[Opening INPUT DATA section]

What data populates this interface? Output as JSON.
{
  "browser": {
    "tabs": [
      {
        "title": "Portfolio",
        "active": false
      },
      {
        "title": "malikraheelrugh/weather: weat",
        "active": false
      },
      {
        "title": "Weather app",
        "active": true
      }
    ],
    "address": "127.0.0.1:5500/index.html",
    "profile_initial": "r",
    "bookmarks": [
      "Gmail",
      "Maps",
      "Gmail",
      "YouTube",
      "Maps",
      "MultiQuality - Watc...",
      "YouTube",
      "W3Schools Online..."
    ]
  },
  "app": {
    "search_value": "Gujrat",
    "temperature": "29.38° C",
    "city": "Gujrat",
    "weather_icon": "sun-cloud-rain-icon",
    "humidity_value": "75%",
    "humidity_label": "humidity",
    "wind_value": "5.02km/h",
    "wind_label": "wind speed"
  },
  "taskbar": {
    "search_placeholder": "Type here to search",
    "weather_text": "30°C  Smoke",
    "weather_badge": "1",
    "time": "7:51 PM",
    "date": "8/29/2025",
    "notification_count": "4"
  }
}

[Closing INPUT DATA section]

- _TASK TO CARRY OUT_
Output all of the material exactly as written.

- _ANSWER FOR THIS EXERCISE_
What data populates this interface? Output as JSON.
{
  "browser": {
    "tabs": [
      {
        "title": "Portfolio",
        "active": false
      },
      {
        "title": "malikraheelrugh/weather: weat",
        "active": false
      },
      {
        "title": "Weather app",
        "active": true
      }
    ],
    "address": "127.0.0.1:5500/index.html",
    "profile_initial": "r",
    "bookmarks": [
      "Gmail",
      "Maps",
      "Gmail",
      "YouTube",
      "Maps",
      "MultiQuality - Watc...",
      "YouTube",
      "W3Schools Online..."
    ]
  },
  "app": {
    "search_value": "Gujrat",
    "temperature": "29.38° C",
    "city": "Gujrat",
    "weather_icon": "sun-cloud-rain-icon",
    "humidity_value": "75%",
    "humidity_label": "humidity",
    "wind_value": "5.02km/h",
    "wind_label": "wind speed"
  },
  "taskbar": {
    "search_placeholder": "Type here to search",
    "weather_text": "30°C  Smoke",
    "weather_badge": "1",
    "time": "7:51 PM",
    "date": "8/29/2025",
    "notification_count": "4"
  }
}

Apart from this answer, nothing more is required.